Yet even as policymakers debate about ways to shore up Medicare, some promising trends suggest the government program may get a new lease on life.
Although the Medicare program’s trustees’ report says the program will remain solvent until 2024, its projections are based on assumptions that haven’t been borne out in the past.
For instance, Congress has traditionally kept reimbursement-rate cuts from taking effect, with the latest reversal overriding what would have been a 31 percent cut effective Jan. 1.
With Medicare’s expansion to include prescription-drug coverage, the program has become exposed to a new set of health costs. And as the Baby Boom generation gradually reaches Medicare age, it’ll be tougher than ever to keep costs in line.
Yet past predictions about financial trouble haven’t resulted in Medicare’s failure. Back in 1997, the Medicare Trustees‘ report set 2001 as the program’s insolvency date. But shortly thereafter, a new law was passed that cut back on the expansion of health care expenditures, extending Medicare’s viability for years.
And recently, we’ve started to see a favorable trend arise: Growth in health care spending has slowed to its lowest level in 50 years.
According to the newest data from Centers for Medicare and Medicaid Services, health-related spending rose 3.9 percent in 2011. That was the first time in more than 10 years that it rose more slowly than the overall economy grew.
What’s less clear is whether spending growth will stay subdued.
Can the Good Times Last?
Some economists believe that the slow recovery from the deep recession of 2008 and 2009 has forced many would-be patients to forgo necessary medical care due to job loss and the loss of insurance coverage. As the Washington Post reported, the number of Americans covered by private insurance fell by 8 million from 2005 to 2011 even as Medicare enrollment soared 12 million over the same period, and many of those formerly covered by employer-provided health insurance fell back on Medicaid.
Since government programs tend to pay less than private insurance for health care, a reversal of the trend away from private insurance — as the Affordable Care Act envisions — could send costs growing more quickly again.

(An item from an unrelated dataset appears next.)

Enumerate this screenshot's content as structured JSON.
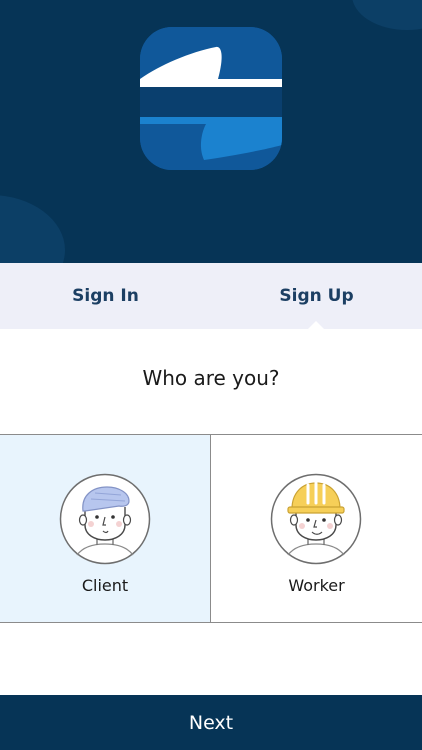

Others, though, point to spending trends among hospitals and other health-care institutions. Knowing that reimbursement rates will be held in check, these institutions are reining in their own costs to stay profitable, suggesting that slower growth in spending could be more lasting.
What to Watch For